PROBLEM STATEMENT: Output each record verbatim, with pictures left out.

Recorded data
■ ■ ■ ■
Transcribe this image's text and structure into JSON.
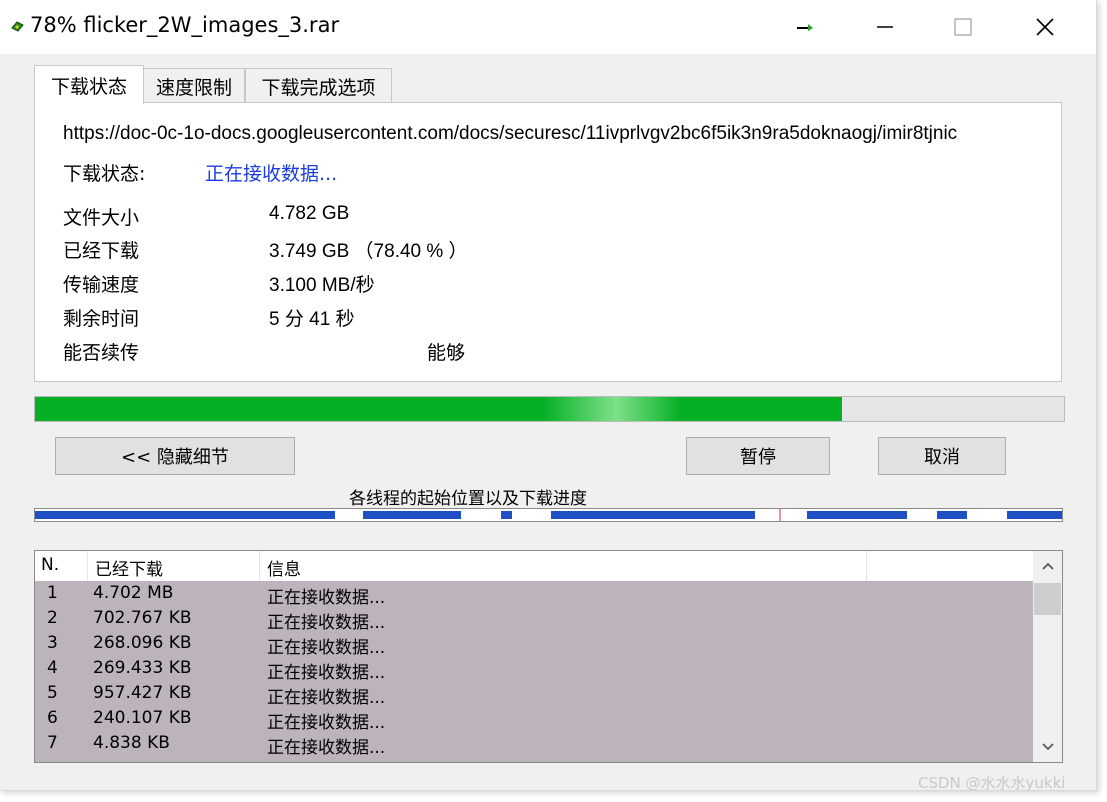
{
  "window": {
    "title": "78% flicker_2W_images_3.rar",
    "controls": {
      "minimize": "minimize-icon",
      "maximize": "maximize-icon",
      "close": "close-icon"
    }
  },
  "tabs": [
    {
      "label": "下载状态",
      "active": true
    },
    {
      "label": "速度限制",
      "active": false
    },
    {
      "label": "下载完成选项",
      "active": false
    }
  ],
  "status": {
    "url": "https://doc-0c-1o-docs.googleusercontent.com/docs/securesc/11ivprlvgv2bc6f5ik3n9ra5doknaogj/imir8tjnic",
    "status_label": "下载状态:",
    "status_value": "正在接收数据...",
    "rows": [
      {
        "label": "文件大小",
        "value": "4.782  GB"
      },
      {
        "label": "已经下载",
        "value": "3.749  GB （78.40 % ）"
      },
      {
        "label": "传输速度",
        "value": "3.100  MB/秒"
      },
      {
        "label": "剩余时间",
        "value": "5 分 41 秒"
      },
      {
        "label": "能否续传",
        "value": "能够"
      }
    ]
  },
  "progress": {
    "percent": 78.4,
    "fill_color": "#06b025"
  },
  "buttons": {
    "hide_details": "<< 隐藏细节",
    "pause": "暂停",
    "cancel": "取消"
  },
  "threads": {
    "caption": "各线程的起始位置以及下载进度"
  },
  "thread_list": {
    "columns": [
      "N.",
      "已经下载",
      "信息"
    ],
    "rows": [
      {
        "n": "1",
        "downloaded": "4.702  MB",
        "info": "正在接收数据..."
      },
      {
        "n": "2",
        "downloaded": "702.767  KB",
        "info": "正在接收数据..."
      },
      {
        "n": "3",
        "downloaded": "268.096  KB",
        "info": "正在接收数据..."
      },
      {
        "n": "4",
        "downloaded": "269.433  KB",
        "info": "正在接收数据..."
      },
      {
        "n": "5",
        "downloaded": "957.427  KB",
        "info": "正在接收数据..."
      },
      {
        "n": "6",
        "downloaded": "240.107  KB",
        "info": "正在接收数据..."
      },
      {
        "n": "7",
        "downloaded": "4.838  KB",
        "info": "正在接收数据..."
      }
    ]
  },
  "watermark": "CSDN @水水水yukki"
}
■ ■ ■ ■
RESULT OF THIS EXERCISE:
Transcribe this image's text and structure into JSON.
{
  "window": {
    "title": "78% flicker_2W_images_3.rar",
    "controls": {
      "minimize": "minimize-icon",
      "maximize": "maximize-icon",
      "close": "close-icon"
    }
  },
  "tabs": [
    {
      "label": "下载状态",
      "active": true
    },
    {
      "label": "速度限制",
      "active": false
    },
    {
      "label": "下载完成选项",
      "active": false
    }
  ],
  "status": {
    "url": "https://doc-0c-1o-docs.googleusercontent.com/docs/securesc/11ivprlvgv2bc6f5ik3n9ra5doknaogj/imir8tjnic",
    "status_label": "下载状态:",
    "status_value": "正在接收数据...",
    "rows": [
      {
        "label": "文件大小",
        "value": "4.782  GB"
      },
      {
        "label": "已经下载",
        "value": "3.749  GB （78.40 % ）"
      },
      {
        "label": "传输速度",
        "value": "3.100  MB/秒"
      },
      {
        "label": "剩余时间",
        "value": "5 分 41 秒"
      },
      {
        "label": "能否续传",
        "value": "能够"
      }
    ]
  },
  "progress": {
    "percent": 78.4,
    "fill_color": "#06b025"
  },
  "buttons": {
    "hide_details": "<< 隐藏细节",
    "pause": "暂停",
    "cancel": "取消"
  },
  "threads": {
    "caption": "各线程的起始位置以及下载进度"
  },
  "thread_list": {
    "columns": [
      "N.",
      "已经下载",
      "信息"
    ],
    "rows": [
      {
        "n": "1",
        "downloaded": "4.702  MB",
        "info": "正在接收数据..."
      },
      {
        "n": "2",
        "downloaded": "702.767  KB",
        "info": "正在接收数据..."
      },
      {
        "n": "3",
        "downloaded": "268.096  KB",
        "info": "正在接收数据..."
      },
      {
        "n": "4",
        "downloaded": "269.433  KB",
        "info": "正在接收数据..."
      },
      {
        "n": "5",
        "downloaded": "957.427  KB",
        "info": "正在接收数据..."
      },
      {
        "n": "6",
        "downloaded": "240.107  KB",
        "info": "正在接收数据..."
      },
      {
        "n": "7",
        "downloaded": "4.838  KB",
        "info": "正在接收数据..."
      }
    ]
  },
  "watermark": "CSDN @水水水yukki"
}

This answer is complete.